Delhi's air quality was recorded in the "poor" category for the sixth consecutive day on Monday. The national capital recorded a 24-hour average air quality index (AQI) of 278, according to Delhi Pollution Control Committee (DPCC) data.
Delhi's air quality had turned poor on Wednesday, the first time in since June 29, with the Central Pollution Control Board recording a 24-hour average AQI of 215.
In Anand Vihar, the AQI stood at 275, in Rohini at 263, in ITO at 275, and in Nehru Nagar 229, according to DPCC data at 8 am on Monday.
An AQI between 0 and 50 is considered 'good', 51 and 100 'satisfactory', 101 and 200 'moderate', 201 and 300 'poor', 301 and 400 'very poor', and 401 and 500 'severe'.

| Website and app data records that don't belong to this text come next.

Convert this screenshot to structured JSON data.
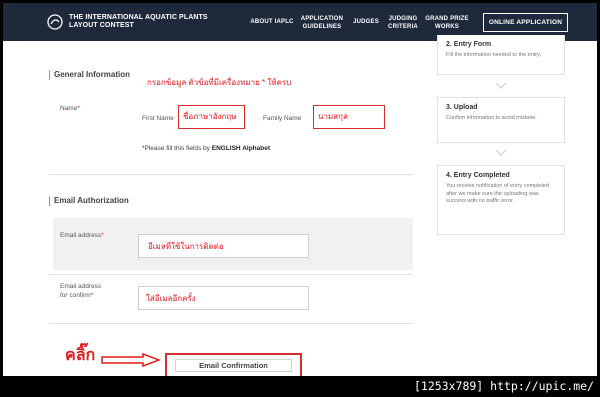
{
  "header": {
    "logo_line1": "THE INTERNATIONAL AQUATIC PLANTS",
    "logo_line2": "LAYOUT CONTEST",
    "nav": [
      {
        "line1": "ABOUT IAPLC",
        "line2": ""
      },
      {
        "line1": "APPLICATION",
        "line2": "GUIDELINES"
      },
      {
        "line1": "JUDGES",
        "line2": ""
      },
      {
        "line1": "JUDGING",
        "line2": "CRITERIA"
      },
      {
        "line1": "GRAND PRIZE",
        "line2": "WORKS"
      }
    ],
    "online_button": "ONLINE APPLICATION"
  },
  "general": {
    "title": "General Information",
    "annotation": "กรอกข้อมูล ตัวข้อที่มีเครื่องหมาย * ให้ครบ",
    "name_label": "Name",
    "required_mark": "*",
    "first_name_label": "First Name",
    "first_name_value": "ชื่อภาษาอังกฤษ",
    "family_name_label": "Family Name",
    "family_name_value": "นามสกุล",
    "helper_prefix": "*Please fill this fields by ",
    "helper_bold": "ENGLISH Alphabet",
    "helper_suffix": "."
  },
  "email": {
    "title": "Email Authorization",
    "address_label": "Email address",
    "address_value": "อีเมลที่ใช้ในการติดต่อ",
    "confirm_label_line1": "Email address",
    "confirm_label_line2": "for confirm",
    "confirm_value": "ใส่อีเมลอีกครั้ง",
    "confirm_button": "Email Confirmation",
    "click_annotation": "คลิ๊ก"
  },
  "steps": [
    {
      "title": "2. Entry Form",
      "desc": "Fill the information needed to the entry."
    },
    {
      "title": "3. Upload",
      "desc": "Confirm information to avoid mistake."
    },
    {
      "title": "4. Entry Completed",
      "desc": "You receive notification of entry completed after we make sure the uploading was success with no traffic error."
    }
  ],
  "watermark": "[1253x789] http://upic.me/",
  "colors": {
    "header_bg": "#1e2a3b",
    "annotation_red": "#e21a1a",
    "required_red": "#d9232d"
  }
}
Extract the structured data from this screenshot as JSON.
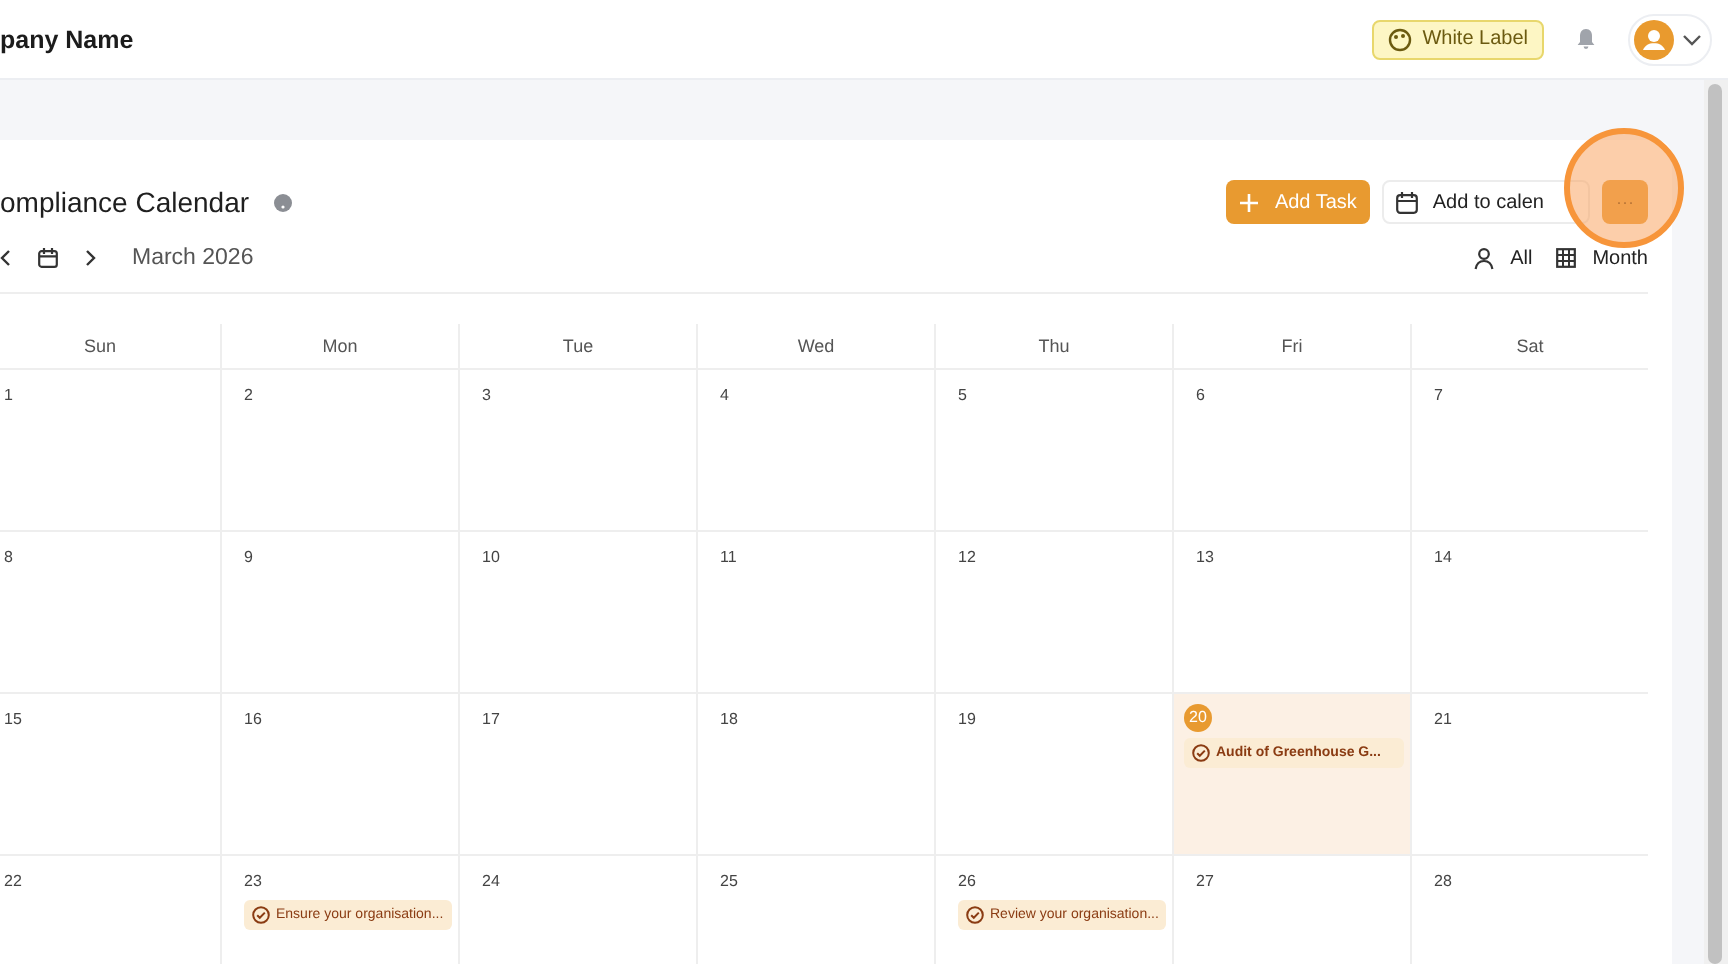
{
  "header": {
    "company": "pany Name",
    "white_label": "White Label"
  },
  "page": {
    "title": "ompliance Calendar",
    "month": "March 2026",
    "add_task": "Add Task",
    "add_to_calendar": "Add to calen",
    "more": "···",
    "filter": "All",
    "view": "Month"
  },
  "calendar": {
    "weekdays": [
      "Sun",
      "Mon",
      "Tue",
      "Wed",
      "Thu",
      "Fri",
      "Sat"
    ],
    "weeks": [
      [
        {
          "date": "1",
          "today": false
        },
        {
          "date": "2",
          "today": false
        },
        {
          "date": "3",
          "today": false
        },
        {
          "date": "4",
          "today": false
        },
        {
          "date": "5",
          "today": false
        },
        {
          "date": "6",
          "today": false
        },
        {
          "date": "7",
          "today": false
        }
      ],
      [
        {
          "date": "8",
          "today": false
        },
        {
          "date": "9",
          "today": false
        },
        {
          "date": "10",
          "today": false
        },
        {
          "date": "11",
          "today": false
        },
        {
          "date": "12",
          "today": false
        },
        {
          "date": "13",
          "today": false
        },
        {
          "date": "14",
          "today": false
        }
      ],
      [
        {
          "date": "15",
          "today": false
        },
        {
          "date": "16",
          "today": false
        },
        {
          "date": "17",
          "today": false
        },
        {
          "date": "18",
          "today": false
        },
        {
          "date": "19",
          "today": false
        },
        {
          "date": "20",
          "today": true,
          "events": [
            {
              "title": "Audit of Greenhouse G..."
            }
          ]
        },
        {
          "date": "21",
          "today": false
        }
      ],
      [
        {
          "date": "22",
          "today": false
        },
        {
          "date": "23",
          "today": false,
          "events": [
            {
              "title": "Ensure your organisation..."
            }
          ]
        },
        {
          "date": "24",
          "today": false
        },
        {
          "date": "25",
          "today": false
        },
        {
          "date": "26",
          "today": false,
          "events": [
            {
              "title": "Review your organisation..."
            }
          ]
        },
        {
          "date": "27",
          "today": false
        },
        {
          "date": "28",
          "today": false
        }
      ]
    ]
  }
}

The Ministry of Earth Sciences' air quality monitor, SAFAR noted that a total of 448 farm fires were observed in Punjab, adjoining Pakistan, Haryana and Uttar Pradesh which impacted Delhi's air quality in the last six days.
However, the wind direction will change from northwesterly to southeasterly and the impact of farm fires will reduce, it said.
On Monday morning, Delhi's minimum temperature settled at 22 degrees Celsius. The maximum wind speed was 8 kilometers per hour. Low temperatures and stagnant winds helped in the accumulation of pollutants near the ground, affecting air quality.
High levels of air pollution in Delhi is a year-round problem, which can be attributed to unfavourable meteorological conditions, farm fires in neighbouring regions and local sources of pollution.
According to an analysis by the Council on Energy, Environment and Water, a Delhi-based think tank, transportation contribute the most -- 18 to 39 per cent -- to Delhi's air pollution.
Road dust is the second-largest source of air pollution in the city (18 to 38 percent), followed by industries (2 to 29 per cent), thermal power plants (3 to 11 per cent) and construction (8 per cent).